And so it came to pass that the once in a lifetime summer came and went. And let’s be fair, with the exception of the football at either end (be realistic, no-one really cares about overpaid prima donnas), it was an astounding summer of achievement, dedication and hard work, not just from the athletes involved but from everyone behind the scenes as well. So now there is just a feeling of emptiness, almost a hangover from the massive party that has been going on since Wimbledon started.
What the last three months or so have done though is given everyone something with which to forget the mess we are actually still in. Or so we thought – when 80,000 people can simultaneously boo a senior politician on a world stage, then maybe we haven’t all forgotten about how little this government has done and is doing about the economy. The time is right now for individuals to take a lesson from the athletes that have so excited and entranced us.
Much is made of the support that our athletes get from various corners, but most of their success is down to their own efforts, their own hard work and drive. The sports that we have done well in this summer are individual events – even the rowing or some of the cycling events are a collection of individuals working together for a common goal. There is nowhere to hide – unlike the football, where everyone is out to blame everyone else. Mo Farah, Jessica Ennis, David Weir, Ellie Simmonds, Jonnie Peacock, Andy Murray – all are exceptionally talented individuals, but all have endured seemingly crushing blows, only to bounce back better and stronger than before.

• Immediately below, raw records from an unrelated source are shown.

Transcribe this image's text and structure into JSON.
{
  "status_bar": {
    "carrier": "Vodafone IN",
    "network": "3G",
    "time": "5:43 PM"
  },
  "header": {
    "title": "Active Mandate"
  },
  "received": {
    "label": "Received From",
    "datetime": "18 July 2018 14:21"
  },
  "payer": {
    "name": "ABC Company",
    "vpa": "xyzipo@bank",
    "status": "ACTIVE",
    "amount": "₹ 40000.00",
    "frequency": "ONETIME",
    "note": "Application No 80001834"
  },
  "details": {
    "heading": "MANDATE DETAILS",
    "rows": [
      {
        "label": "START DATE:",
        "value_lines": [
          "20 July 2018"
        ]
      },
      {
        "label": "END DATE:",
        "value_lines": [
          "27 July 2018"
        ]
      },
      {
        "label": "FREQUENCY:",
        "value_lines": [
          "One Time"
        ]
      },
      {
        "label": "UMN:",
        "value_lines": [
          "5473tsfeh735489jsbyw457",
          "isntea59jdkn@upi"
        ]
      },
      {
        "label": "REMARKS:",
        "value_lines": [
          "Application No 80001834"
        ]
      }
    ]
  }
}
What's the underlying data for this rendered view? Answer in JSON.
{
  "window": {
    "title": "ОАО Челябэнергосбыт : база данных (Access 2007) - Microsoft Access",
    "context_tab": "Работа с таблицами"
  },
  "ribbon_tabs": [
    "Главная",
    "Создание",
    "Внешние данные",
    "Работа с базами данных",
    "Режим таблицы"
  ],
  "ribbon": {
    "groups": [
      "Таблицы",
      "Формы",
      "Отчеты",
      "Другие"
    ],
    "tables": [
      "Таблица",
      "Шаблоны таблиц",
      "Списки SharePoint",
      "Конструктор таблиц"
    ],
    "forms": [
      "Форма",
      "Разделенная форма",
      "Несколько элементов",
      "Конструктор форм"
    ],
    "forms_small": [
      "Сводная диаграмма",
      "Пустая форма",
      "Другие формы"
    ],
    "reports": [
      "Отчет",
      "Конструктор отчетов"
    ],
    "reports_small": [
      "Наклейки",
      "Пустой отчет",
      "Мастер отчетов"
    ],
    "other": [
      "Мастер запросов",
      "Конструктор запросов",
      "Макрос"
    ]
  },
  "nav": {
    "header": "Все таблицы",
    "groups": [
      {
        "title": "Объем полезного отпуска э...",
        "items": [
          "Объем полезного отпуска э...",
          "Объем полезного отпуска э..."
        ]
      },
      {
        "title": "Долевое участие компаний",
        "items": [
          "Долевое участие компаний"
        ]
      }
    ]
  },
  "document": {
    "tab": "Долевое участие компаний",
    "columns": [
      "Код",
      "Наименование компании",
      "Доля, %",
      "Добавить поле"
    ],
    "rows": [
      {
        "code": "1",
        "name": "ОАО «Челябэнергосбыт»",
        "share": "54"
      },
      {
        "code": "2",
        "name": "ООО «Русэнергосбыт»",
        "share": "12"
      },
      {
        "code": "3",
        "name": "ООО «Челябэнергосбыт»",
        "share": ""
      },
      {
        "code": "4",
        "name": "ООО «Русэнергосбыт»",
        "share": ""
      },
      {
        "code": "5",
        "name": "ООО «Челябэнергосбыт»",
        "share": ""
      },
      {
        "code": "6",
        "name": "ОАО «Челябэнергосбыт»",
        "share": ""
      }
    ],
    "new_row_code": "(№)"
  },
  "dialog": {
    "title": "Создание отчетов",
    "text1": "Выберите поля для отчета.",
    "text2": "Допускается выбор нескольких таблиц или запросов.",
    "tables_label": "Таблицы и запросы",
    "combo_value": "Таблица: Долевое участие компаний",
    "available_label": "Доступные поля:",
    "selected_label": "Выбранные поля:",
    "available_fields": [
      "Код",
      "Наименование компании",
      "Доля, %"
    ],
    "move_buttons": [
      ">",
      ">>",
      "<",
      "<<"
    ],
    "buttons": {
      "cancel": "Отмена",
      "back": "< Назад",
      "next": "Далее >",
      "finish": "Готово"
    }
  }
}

The British economy can do the same, but only if all the individual cogs in the wheel work together. That means management having the balls to back their own judgement and desires, the workforce to put aside petty differences and the banks and investors to stop sitting on their hands. One company expanding creates jobs, wealth and security; ten creates a wave. The more jobs there are created, the better the quality of candidates looking for jobs and the more jobs are created. Why are there so many teenagers out of work? Because the jobs that they would normally have applied for aren’t there because they are still being filled by the people who started in them five years ago and who haven’t progressed upwards because the “next step” isn’t there.
It is down to all of us to drive the UK economy forward; if we each do our bit then we can use the summer 2012 feelgood factor to get us out of this mess. That should be the Olympic legacy.